Among the records below, which lines contain the string "time"? Report them.

Component data from apps and pages:
*** Begin section ***

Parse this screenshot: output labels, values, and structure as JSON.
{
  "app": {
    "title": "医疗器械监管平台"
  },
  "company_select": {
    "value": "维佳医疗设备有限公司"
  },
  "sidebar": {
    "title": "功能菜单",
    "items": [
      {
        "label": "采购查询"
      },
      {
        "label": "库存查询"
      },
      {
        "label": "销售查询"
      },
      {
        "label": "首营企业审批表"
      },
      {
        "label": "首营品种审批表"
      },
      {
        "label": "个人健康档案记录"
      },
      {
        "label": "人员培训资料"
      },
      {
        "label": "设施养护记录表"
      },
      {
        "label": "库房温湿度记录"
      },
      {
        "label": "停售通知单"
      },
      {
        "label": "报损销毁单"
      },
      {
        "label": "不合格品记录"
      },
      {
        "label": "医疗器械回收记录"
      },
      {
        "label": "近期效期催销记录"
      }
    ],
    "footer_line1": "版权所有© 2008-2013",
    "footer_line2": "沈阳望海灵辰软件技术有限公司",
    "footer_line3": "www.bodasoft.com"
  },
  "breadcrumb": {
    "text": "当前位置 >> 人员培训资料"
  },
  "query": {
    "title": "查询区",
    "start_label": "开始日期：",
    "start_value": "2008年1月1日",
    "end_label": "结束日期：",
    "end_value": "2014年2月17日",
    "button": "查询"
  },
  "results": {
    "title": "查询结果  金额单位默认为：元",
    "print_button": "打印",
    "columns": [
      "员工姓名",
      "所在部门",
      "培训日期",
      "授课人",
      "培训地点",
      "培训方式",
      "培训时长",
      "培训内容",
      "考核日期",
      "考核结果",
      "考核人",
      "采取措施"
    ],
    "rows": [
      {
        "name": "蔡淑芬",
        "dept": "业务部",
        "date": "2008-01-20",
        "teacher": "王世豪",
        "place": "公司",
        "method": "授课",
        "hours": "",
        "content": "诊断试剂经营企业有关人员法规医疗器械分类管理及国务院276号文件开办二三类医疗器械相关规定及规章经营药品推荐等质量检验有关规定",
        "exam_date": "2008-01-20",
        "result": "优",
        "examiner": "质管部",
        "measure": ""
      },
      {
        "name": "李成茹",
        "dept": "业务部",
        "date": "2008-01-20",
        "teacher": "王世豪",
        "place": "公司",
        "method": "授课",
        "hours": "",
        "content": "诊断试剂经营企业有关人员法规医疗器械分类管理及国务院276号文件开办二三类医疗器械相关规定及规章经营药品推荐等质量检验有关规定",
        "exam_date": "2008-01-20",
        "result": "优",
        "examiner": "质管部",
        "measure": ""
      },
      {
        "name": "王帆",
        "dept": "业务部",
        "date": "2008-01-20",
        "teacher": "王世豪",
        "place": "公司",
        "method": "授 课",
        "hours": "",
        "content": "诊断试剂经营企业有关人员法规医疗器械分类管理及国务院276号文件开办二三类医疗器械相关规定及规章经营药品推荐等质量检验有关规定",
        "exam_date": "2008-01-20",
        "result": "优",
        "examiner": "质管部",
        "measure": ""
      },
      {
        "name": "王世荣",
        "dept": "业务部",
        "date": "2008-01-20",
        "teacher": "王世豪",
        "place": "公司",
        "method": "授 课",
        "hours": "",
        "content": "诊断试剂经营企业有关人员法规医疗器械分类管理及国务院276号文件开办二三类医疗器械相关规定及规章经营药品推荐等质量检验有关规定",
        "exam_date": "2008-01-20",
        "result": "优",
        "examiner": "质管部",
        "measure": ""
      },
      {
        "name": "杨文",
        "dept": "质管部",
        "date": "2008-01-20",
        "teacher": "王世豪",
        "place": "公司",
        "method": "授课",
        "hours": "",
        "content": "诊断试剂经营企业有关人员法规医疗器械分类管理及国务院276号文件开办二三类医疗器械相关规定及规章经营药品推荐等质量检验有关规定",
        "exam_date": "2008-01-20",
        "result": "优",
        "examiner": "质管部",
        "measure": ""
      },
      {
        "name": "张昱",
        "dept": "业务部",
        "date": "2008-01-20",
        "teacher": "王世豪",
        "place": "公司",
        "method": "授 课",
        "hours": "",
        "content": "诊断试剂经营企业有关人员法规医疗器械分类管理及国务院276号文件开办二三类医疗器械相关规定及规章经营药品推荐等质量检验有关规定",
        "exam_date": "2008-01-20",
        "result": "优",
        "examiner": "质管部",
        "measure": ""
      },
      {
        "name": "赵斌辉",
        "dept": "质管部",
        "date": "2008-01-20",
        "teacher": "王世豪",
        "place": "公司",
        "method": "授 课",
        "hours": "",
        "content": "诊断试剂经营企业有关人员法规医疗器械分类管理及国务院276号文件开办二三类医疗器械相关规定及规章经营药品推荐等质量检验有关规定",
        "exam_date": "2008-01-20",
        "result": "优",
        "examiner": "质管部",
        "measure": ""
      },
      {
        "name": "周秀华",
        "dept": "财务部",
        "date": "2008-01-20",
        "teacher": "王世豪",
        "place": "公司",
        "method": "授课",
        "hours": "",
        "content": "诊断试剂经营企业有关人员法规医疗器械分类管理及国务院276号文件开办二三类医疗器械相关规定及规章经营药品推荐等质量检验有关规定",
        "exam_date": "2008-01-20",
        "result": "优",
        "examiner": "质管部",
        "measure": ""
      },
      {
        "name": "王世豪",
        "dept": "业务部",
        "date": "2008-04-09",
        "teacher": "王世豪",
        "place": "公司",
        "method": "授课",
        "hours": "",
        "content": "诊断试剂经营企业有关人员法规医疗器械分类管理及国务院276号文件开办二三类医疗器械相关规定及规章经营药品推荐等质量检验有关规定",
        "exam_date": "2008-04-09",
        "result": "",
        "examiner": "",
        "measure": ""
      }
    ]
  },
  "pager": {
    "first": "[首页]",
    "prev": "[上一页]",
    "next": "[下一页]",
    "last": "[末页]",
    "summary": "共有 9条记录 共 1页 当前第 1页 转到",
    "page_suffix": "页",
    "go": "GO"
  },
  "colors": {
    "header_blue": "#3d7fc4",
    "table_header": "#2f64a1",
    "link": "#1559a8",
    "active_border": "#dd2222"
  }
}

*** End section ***
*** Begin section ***

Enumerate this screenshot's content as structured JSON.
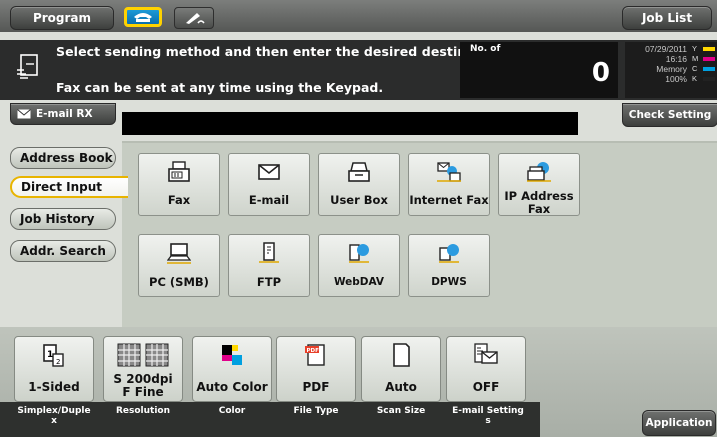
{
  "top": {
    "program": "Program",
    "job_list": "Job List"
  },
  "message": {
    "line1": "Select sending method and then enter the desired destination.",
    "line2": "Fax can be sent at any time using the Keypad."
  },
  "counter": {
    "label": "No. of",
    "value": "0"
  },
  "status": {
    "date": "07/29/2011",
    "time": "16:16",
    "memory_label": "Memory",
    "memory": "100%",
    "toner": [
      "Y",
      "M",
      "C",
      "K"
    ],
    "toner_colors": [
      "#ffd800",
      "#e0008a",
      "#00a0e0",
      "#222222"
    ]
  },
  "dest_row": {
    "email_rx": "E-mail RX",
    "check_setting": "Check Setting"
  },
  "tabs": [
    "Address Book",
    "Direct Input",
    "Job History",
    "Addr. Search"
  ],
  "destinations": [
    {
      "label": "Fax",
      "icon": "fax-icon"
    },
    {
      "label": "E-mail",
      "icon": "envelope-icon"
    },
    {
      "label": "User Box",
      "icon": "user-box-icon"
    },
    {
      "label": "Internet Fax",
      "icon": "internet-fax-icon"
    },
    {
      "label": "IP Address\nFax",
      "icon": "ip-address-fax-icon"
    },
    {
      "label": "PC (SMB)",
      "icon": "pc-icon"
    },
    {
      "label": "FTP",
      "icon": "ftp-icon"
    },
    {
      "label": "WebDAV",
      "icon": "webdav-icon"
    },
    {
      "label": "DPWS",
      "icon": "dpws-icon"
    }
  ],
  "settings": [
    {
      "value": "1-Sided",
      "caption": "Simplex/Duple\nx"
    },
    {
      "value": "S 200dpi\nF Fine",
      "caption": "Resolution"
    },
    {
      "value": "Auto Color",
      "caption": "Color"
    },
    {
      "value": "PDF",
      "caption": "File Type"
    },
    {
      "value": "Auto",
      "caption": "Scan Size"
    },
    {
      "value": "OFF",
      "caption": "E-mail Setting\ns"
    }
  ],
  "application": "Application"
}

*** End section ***

SOLUTION
    "line2": "Fax can be sent at any time using the Keypad."
    "time": "16:16",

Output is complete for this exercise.